much precious time is again lost in these preparations: it is near eleven o'clock when Colonel Spear on the right and Colonel Johns on the left advance, each at the head of two regiments
Spear's column was composed of the Sixty-first Pennsylvania and Fortythird New York, and Johns' comprised the Seventh Massachusetts and Thirtysixth New York.—Ed. in serried ranks, against Cemetery Hill, north of the Plank Road. Colonel Burnham supports this movement with four regiments, which, being deployeut are again repulsed.
This time, however, they have almost scaled the intrenchments.
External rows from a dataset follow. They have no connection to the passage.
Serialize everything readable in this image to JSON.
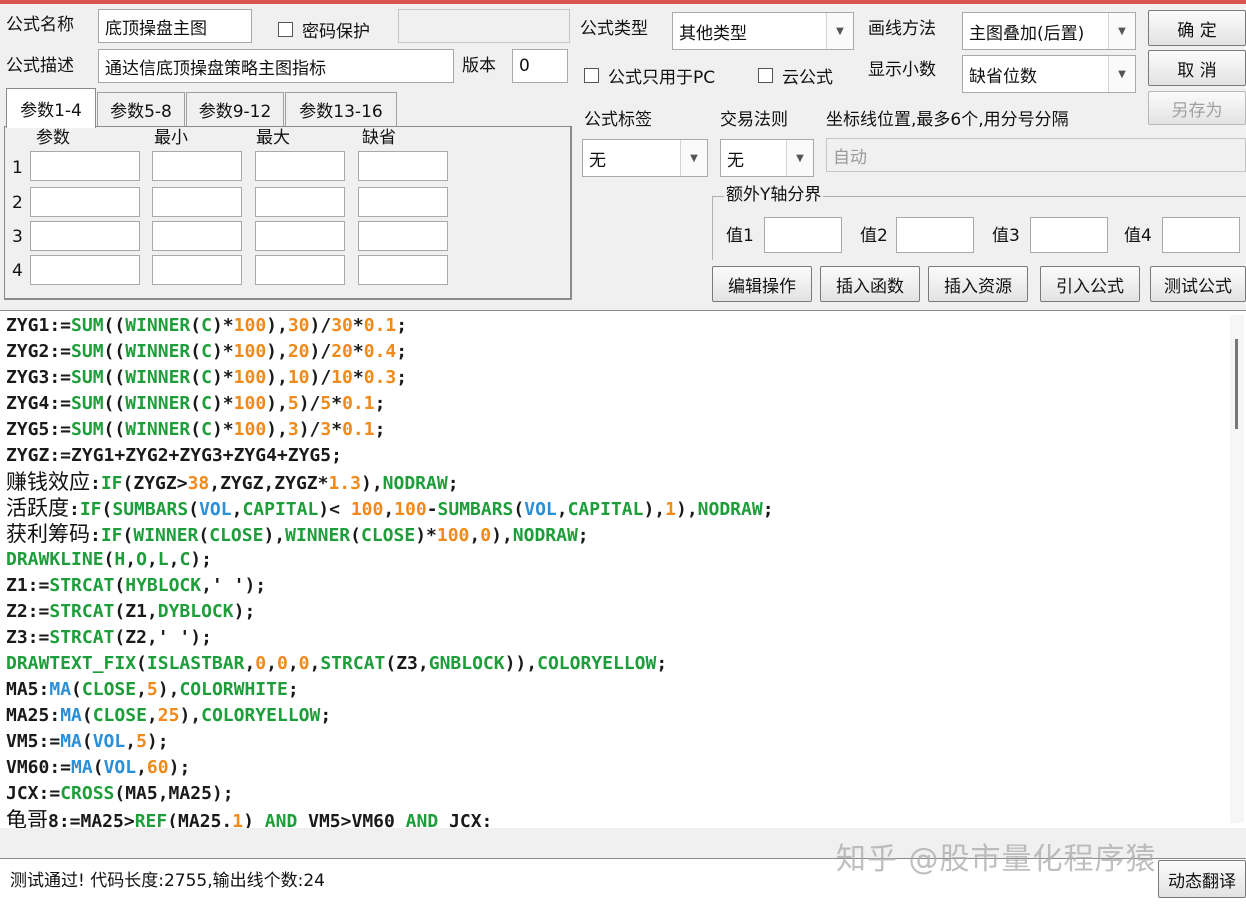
{
  "form": {
    "name_label": "公式名称",
    "name_value": "底顶操盘主图",
    "password_label": "密码保护",
    "desc_label": "公式描述",
    "desc_value": "通达信底顶操盘策略主图指标",
    "version_label": "版本",
    "version_value": "0",
    "type_label": "公式类型",
    "type_value": "其他类型",
    "draw_label": "画线方法",
    "draw_value": "主图叠加(后置)",
    "pc_only_label": "公式只用于PC",
    "cloud_label": "云公式",
    "decimals_label": "显示小数",
    "decimals_value": "缺省位数",
    "tag_label": "公式标签",
    "tag_value": "无",
    "rule_label": "交易法则",
    "rule_value": "无",
    "coord_label": "坐标线位置,最多6个,用分号分隔",
    "coord_placeholder": "自动",
    "yaxis_label": "额外Y轴分界",
    "y_values": [
      "值1",
      "值2",
      "值3",
      "值4"
    ]
  },
  "buttons": {
    "ok": "确  定",
    "cancel": "取  消",
    "save_as": "另存为",
    "edit": "编辑操作",
    "insert_func": "插入函数",
    "insert_res": "插入资源",
    "import": "引入公式",
    "test": "测试公式",
    "translate": "动态翻译"
  },
  "tabs": [
    "参数1-4",
    "参数5-8",
    "参数9-12",
    "参数13-16"
  ],
  "param_headers": [
    "参数",
    "最小",
    "最大",
    "缺省"
  ],
  "param_rows": [
    "1",
    "2",
    "3",
    "4"
  ],
  "code_lines": [
    [
      [
        "k",
        "ZYG1:="
      ],
      [
        "f",
        "SUM"
      ],
      [
        "k",
        "(("
      ],
      [
        "f",
        "WINNER"
      ],
      [
        "k",
        "("
      ],
      [
        "f",
        "C"
      ],
      [
        "k",
        ")*"
      ],
      [
        "n",
        "100"
      ],
      [
        "k",
        "),"
      ],
      [
        "n",
        "30"
      ],
      [
        "k",
        ")/"
      ],
      [
        "n",
        "30"
      ],
      [
        "k",
        "*"
      ],
      [
        "n",
        "0.1"
      ],
      [
        "k",
        ";"
      ]
    ],
    [
      [
        "k",
        "ZYG2:="
      ],
      [
        "f",
        "SUM"
      ],
      [
        "k",
        "(("
      ],
      [
        "f",
        "WINNER"
      ],
      [
        "k",
        "("
      ],
      [
        "f",
        "C"
      ],
      [
        "k",
        ")*"
      ],
      [
        "n",
        "100"
      ],
      [
        "k",
        "),"
      ],
      [
        "n",
        "20"
      ],
      [
        "k",
        ")/"
      ],
      [
        "n",
        "20"
      ],
      [
        "k",
        "*"
      ],
      [
        "n",
        "0.4"
      ],
      [
        "k",
        ";"
      ]
    ],
    [
      [
        "k",
        "ZYG3:="
      ],
      [
        "f",
        "SUM"
      ],
      [
        "k",
        "(("
      ],
      [
        "f",
        "WINNER"
      ],
      [
        "k",
        "("
      ],
      [
        "f",
        "C"
      ],
      [
        "k",
        ")*"
      ],
      [
        "n",
        "100"
      ],
      [
        "k",
        "),"
      ],
      [
        "n",
        "10"
      ],
      [
        "k",
        ")/"
      ],
      [
        "n",
        "10"
      ],
      [
        "k",
        "*"
      ],
      [
        "n",
        "0.3"
      ],
      [
        "k",
        ";"
      ]
    ],
    [
      [
        "k",
        "ZYG4:="
      ],
      [
        "f",
        "SUM"
      ],
      [
        "k",
        "(("
      ],
      [
        "f",
        "WINNER"
      ],
      [
        "k",
        "("
      ],
      [
        "f",
        "C"
      ],
      [
        "k",
        ")*"
      ],
      [
        "n",
        "100"
      ],
      [
        "k",
        "),"
      ],
      [
        "n",
        "5"
      ],
      [
        "k",
        ")/"
      ],
      [
        "n",
        "5"
      ],
      [
        "k",
        "*"
      ],
      [
        "n",
        "0.1"
      ],
      [
        "k",
        ";"
      ]
    ],
    [
      [
        "k",
        "ZYG5:="
      ],
      [
        "f",
        "SUM"
      ],
      [
        "k",
        "(("
      ],
      [
        "f",
        "WINNER"
      ],
      [
        "k",
        "("
      ],
      [
        "f",
        "C"
      ],
      [
        "k",
        ")*"
      ],
      [
        "n",
        "100"
      ],
      [
        "k",
        "),"
      ],
      [
        "n",
        "3"
      ],
      [
        "k",
        ")/"
      ],
      [
        "n",
        "3"
      ],
      [
        "k",
        "*"
      ],
      [
        "n",
        "0.1"
      ],
      [
        "k",
        ";"
      ]
    ],
    [
      [
        "k",
        "ZYGZ:=ZYG1+ZYG2+ZYG3+ZYG4+ZYG5;"
      ]
    ],
    [
      [
        "c",
        "赚钱效应"
      ],
      [
        "k",
        ":"
      ],
      [
        "f",
        "IF"
      ],
      [
        "k",
        "(ZYGZ>"
      ],
      [
        "n",
        "38"
      ],
      [
        "k",
        ",ZYGZ,ZYGZ*"
      ],
      [
        "n",
        "1.3"
      ],
      [
        "k",
        "),"
      ],
      [
        "f",
        "NODRAW"
      ],
      [
        "k",
        ";"
      ]
    ],
    [
      [
        "c",
        "活跃度"
      ],
      [
        "k",
        ":"
      ],
      [
        "f",
        "IF"
      ],
      [
        "k",
        "("
      ],
      [
        "f",
        "SUMBARS"
      ],
      [
        "k",
        "("
      ],
      [
        "b",
        "VOL"
      ],
      [
        "k",
        ","
      ],
      [
        "f",
        "CAPITAL"
      ],
      [
        "k",
        ")< "
      ],
      [
        "n",
        "100"
      ],
      [
        "k",
        ","
      ],
      [
        "n",
        "100"
      ],
      [
        "k",
        "-"
      ],
      [
        "f",
        "SUMBARS"
      ],
      [
        "k",
        "("
      ],
      [
        "b",
        "VOL"
      ],
      [
        "k",
        ","
      ],
      [
        "f",
        "CAPITAL"
      ],
      [
        "k",
        "),"
      ],
      [
        "n",
        "1"
      ],
      [
        "k",
        "),"
      ],
      [
        "f",
        "NODRAW"
      ],
      [
        "k",
        ";"
      ]
    ],
    [
      [
        "c",
        "获利筹码"
      ],
      [
        "k",
        ":"
      ],
      [
        "f",
        "IF"
      ],
      [
        "k",
        "("
      ],
      [
        "f",
        "WINNER"
      ],
      [
        "k",
        "("
      ],
      [
        "f",
        "CLOSE"
      ],
      [
        "k",
        "),"
      ],
      [
        "f",
        "WINNER"
      ],
      [
        "k",
        "("
      ],
      [
        "f",
        "CLOSE"
      ],
      [
        "k",
        ")*"
      ],
      [
        "n",
        "100"
      ],
      [
        "k",
        ","
      ],
      [
        "n",
        "0"
      ],
      [
        "k",
        "),"
      ],
      [
        "f",
        "NODRAW"
      ],
      [
        "k",
        ";"
      ]
    ],
    [
      [
        "f",
        "DRAWKLINE"
      ],
      [
        "k",
        "("
      ],
      [
        "f",
        "H"
      ],
      [
        "k",
        ","
      ],
      [
        "f",
        "O"
      ],
      [
        "k",
        ","
      ],
      [
        "f",
        "L"
      ],
      [
        "k",
        ","
      ],
      [
        "f",
        "C"
      ],
      [
        "k",
        ");"
      ]
    ],
    [
      [
        "k",
        "Z1:="
      ],
      [
        "f",
        "STRCAT"
      ],
      [
        "k",
        "("
      ],
      [
        "f",
        "HYBLOCK"
      ],
      [
        "k",
        ",' ');"
      ]
    ],
    [
      [
        "k",
        "Z2:="
      ],
      [
        "f",
        "STRCAT"
      ],
      [
        "k",
        "(Z1,"
      ],
      [
        "f",
        "DYBLOCK"
      ],
      [
        "k",
        ");"
      ]
    ],
    [
      [
        "k",
        "Z3:="
      ],
      [
        "f",
        "STRCAT"
      ],
      [
        "k",
        "(Z2,' ');"
      ]
    ],
    [
      [
        "f",
        "DRAWTEXT_FIX"
      ],
      [
        "k",
        "("
      ],
      [
        "f",
        "ISLASTBAR"
      ],
      [
        "k",
        ","
      ],
      [
        "n",
        "0"
      ],
      [
        "k",
        ","
      ],
      [
        "n",
        "0"
      ],
      [
        "k",
        ","
      ],
      [
        "n",
        "0"
      ],
      [
        "k",
        ","
      ],
      [
        "f",
        "STRCAT"
      ],
      [
        "k",
        "(Z3,"
      ],
      [
        "f",
        "GNBLOCK"
      ],
      [
        "k",
        "))"
      ],
      [
        "k",
        ","
      ],
      [
        "f",
        "COLORYELLOW"
      ],
      [
        "k",
        ";"
      ]
    ],
    [
      [
        "k",
        "MA5:"
      ],
      [
        "b",
        "MA"
      ],
      [
        "k",
        "("
      ],
      [
        "f",
        "CLOSE"
      ],
      [
        "k",
        ","
      ],
      [
        "n",
        "5"
      ],
      [
        "k",
        "),"
      ],
      [
        "f",
        "COLORWHITE"
      ],
      [
        "k",
        ";"
      ]
    ],
    [
      [
        "k",
        "MA25:"
      ],
      [
        "b",
        "MA"
      ],
      [
        "k",
        "("
      ],
      [
        "f",
        "CLOSE"
      ],
      [
        "k",
        ","
      ],
      [
        "n",
        "25"
      ],
      [
        "k",
        "),"
      ],
      [
        "f",
        "COLORYELLOW"
      ],
      [
        "k",
        ";"
      ]
    ],
    [
      [
        "k",
        "VM5:="
      ],
      [
        "b",
        "MA"
      ],
      [
        "k",
        "("
      ],
      [
        "b",
        "VOL"
      ],
      [
        "k",
        ","
      ],
      [
        "n",
        "5"
      ],
      [
        "k",
        ");"
      ]
    ],
    [
      [
        "k",
        "VM60:="
      ],
      [
        "b",
        "MA"
      ],
      [
        "k",
        "("
      ],
      [
        "b",
        "VOL"
      ],
      [
        "k",
        ","
      ],
      [
        "n",
        "60"
      ],
      [
        "k",
        ");"
      ]
    ],
    [
      [
        "k",
        "JCX:="
      ],
      [
        "f",
        "CROSS"
      ],
      [
        "k",
        "(MA5,MA25);"
      ]
    ],
    [
      [
        "c",
        "龟哥"
      ],
      [
        "k",
        "8:=MA25>"
      ],
      [
        "f",
        "REF"
      ],
      [
        "k",
        "(MA25."
      ],
      [
        "n",
        "1"
      ],
      [
        "k",
        ") "
      ],
      [
        "f",
        "AND"
      ],
      [
        "k",
        " VM5>VM60 "
      ],
      [
        "f",
        "AND"
      ],
      [
        "k",
        " JCX:"
      ]
    ]
  ],
  "status_text": "测试通过! 代码长度:2755,输出线个数:24",
  "watermark": "知乎 @股市量化程序猿"
}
The Confederates have accused Colonel Johns of having sent a flag of truce at this moment, the bearer of which, under the pretext of asking for a suspension of h Sedgwick's instructions, which directed them to fall back in case of their meeting with a stubborn resistance, Spear and Johns returned to the charge for the third time.
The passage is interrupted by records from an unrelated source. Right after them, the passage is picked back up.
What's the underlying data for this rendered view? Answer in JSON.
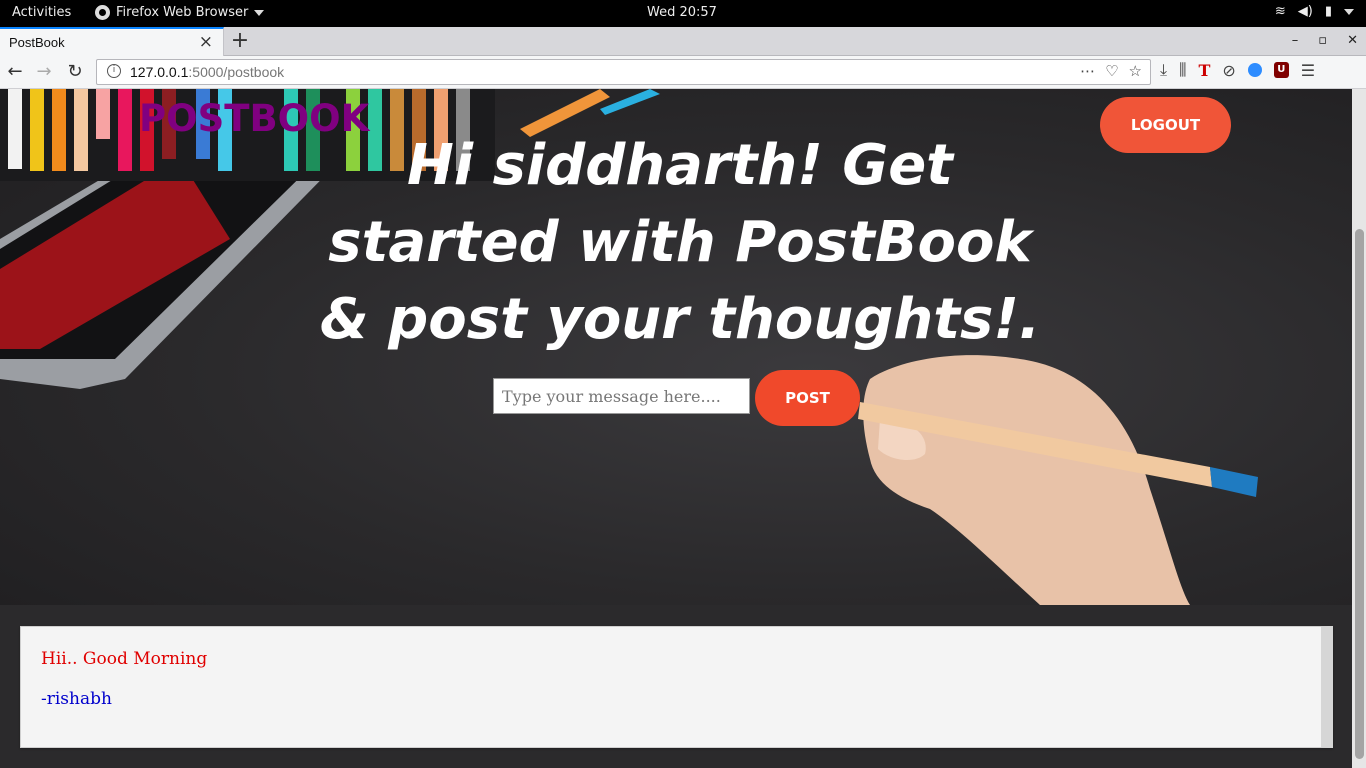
{
  "system_bar": {
    "activities": "Activities",
    "app_menu": "Firefox Web Browser",
    "clock": "Wed 20:57"
  },
  "browser": {
    "tab_title": "PostBook",
    "url_host": "127.0.0.1",
    "url_path": ":5000/postbook"
  },
  "page": {
    "brand": "POSTBOOK",
    "logout_label": "LOGOUT",
    "headline": "Hi siddharth! Get started with PostBook & post your thoughts!.",
    "message_placeholder": "Type your message here....",
    "post_label": "POST",
    "posts": [
      {
        "text": "Hii.. Good Morning",
        "author": "-rishabh"
      }
    ],
    "colors": {
      "brand": "#800080",
      "button": "#f05538",
      "post_text": "#e00000",
      "post_author": "#0000cc"
    }
  }
}
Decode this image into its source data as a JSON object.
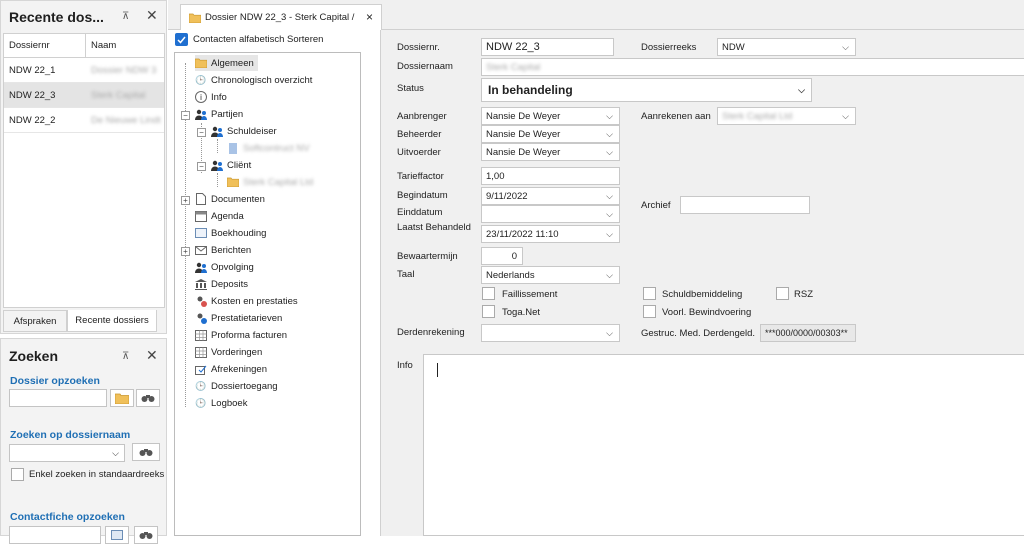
{
  "recent": {
    "title": "Recente dos...",
    "columns": [
      "Dossiernr",
      "Naam"
    ],
    "rows": [
      {
        "nr": "NDW 22_1",
        "naam": "Dossier NDW 3"
      },
      {
        "nr": "NDW 22_3",
        "naam": "Sterk Capital"
      },
      {
        "nr": "NDW 22_2",
        "naam": "De Nieuwe Lindt"
      }
    ],
    "bottom_tabs": [
      "Afspraken",
      "Recente dossiers"
    ]
  },
  "search": {
    "title": "Zoeken",
    "dossier_label": "Dossier opzoeken",
    "name_label": "Zoeken op dossiernaam",
    "checkbox_label": "Enkel zoeken in standaardreeks",
    "contact_label": "Contactfiche opzoeken"
  },
  "tab": {
    "label": "Dossier NDW 22_3 - Sterk Capital /",
    "close": "×"
  },
  "tree": {
    "sort_label": "Contacten alfabetisch Sorteren",
    "items": [
      {
        "label": "Algemeen",
        "icon": "folder-icon"
      },
      {
        "label": "Chronologisch overzicht",
        "icon": "clock-icon"
      },
      {
        "label": "Info",
        "icon": "info-icon"
      },
      {
        "label": "Partijen",
        "icon": "people-icon"
      },
      {
        "label": "Schuldeiser",
        "icon": "people-icon"
      },
      {
        "label": "Softcontruct NV",
        "icon": "contact-card-icon"
      },
      {
        "label": "Cliënt",
        "icon": "people-icon"
      },
      {
        "label": "Sterk Capital Ltd",
        "icon": "folder-icon"
      },
      {
        "label": "Documenten",
        "icon": "document-icon"
      },
      {
        "label": "Agenda",
        "icon": "calendar-icon"
      },
      {
        "label": "Boekhouding",
        "icon": "ledger-icon"
      },
      {
        "label": "Berichten",
        "icon": "envelope-icon"
      },
      {
        "label": "Opvolging",
        "icon": "people-icon"
      },
      {
        "label": "Deposits",
        "icon": "bank-icon"
      },
      {
        "label": "Kosten en prestaties",
        "icon": "cost-icon"
      },
      {
        "label": "Prestatietarieven",
        "icon": "rate-icon"
      },
      {
        "label": "Proforma facturen",
        "icon": "grid-icon"
      },
      {
        "label": "Vorderingen",
        "icon": "grid-icon"
      },
      {
        "label": "Afrekeningen",
        "icon": "settle-icon"
      },
      {
        "label": "Dossiertoegang",
        "icon": "clock-icon"
      },
      {
        "label": "Logboek",
        "icon": "clock-icon"
      }
    ]
  },
  "form": {
    "dossiernr_label": "Dossiernr.",
    "dossiernr_value": "NDW 22_3",
    "dossierreeks_label": "Dossierreeks",
    "dossierreeks_value": "NDW",
    "dossiernaam_label": "Dossiernaam",
    "dossiernaam_value": "Sterk Capital",
    "status_label": "Status",
    "status_value": "In behandeling",
    "aanbrenger_label": "Aanbrenger",
    "aanbrenger_value": "Nansie De Weyer",
    "aanrekenen_label": "Aanrekenen aan",
    "aanrekenen_value": "Sterk Capital Ltd",
    "beheerder_label": "Beheerder",
    "beheerder_value": "Nansie De Weyer",
    "uitvoerder_label": "Uitvoerder",
    "uitvoerder_value": "Nansie De Weyer",
    "tarieffactor_label": "Tarieffactor",
    "tarieffactor_value": "1,00",
    "begindatum_label": "Begindatum",
    "begindatum_value": "9/11/2022",
    "archief_label": "Archief",
    "einddatum_label": "Einddatum",
    "laatst_label": "Laatst Behandeld",
    "laatst_value": "23/11/2022 11:10",
    "bewaartermijn_label": "Bewaartermijn",
    "bewaartermijn_value": "0",
    "taal_label": "Taal",
    "taal_value": "Nederlands",
    "faillissement_label": "Faillissement",
    "schuldbemiddeling_label": "Schuldbemiddeling",
    "rsz_label": "RSZ",
    "toganet_label": "Toga.Net",
    "bewindvoering_label": "Voorl. Bewindvoering",
    "derdenrekening_label": "Derdenrekening",
    "gestruc_label": "Gestruc. Med. Derdengeld.",
    "gestruc_value": "***000/0000/00303**",
    "info_label": "Info"
  }
}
The former is killed, the latter falls dangerously wounded; but their soldier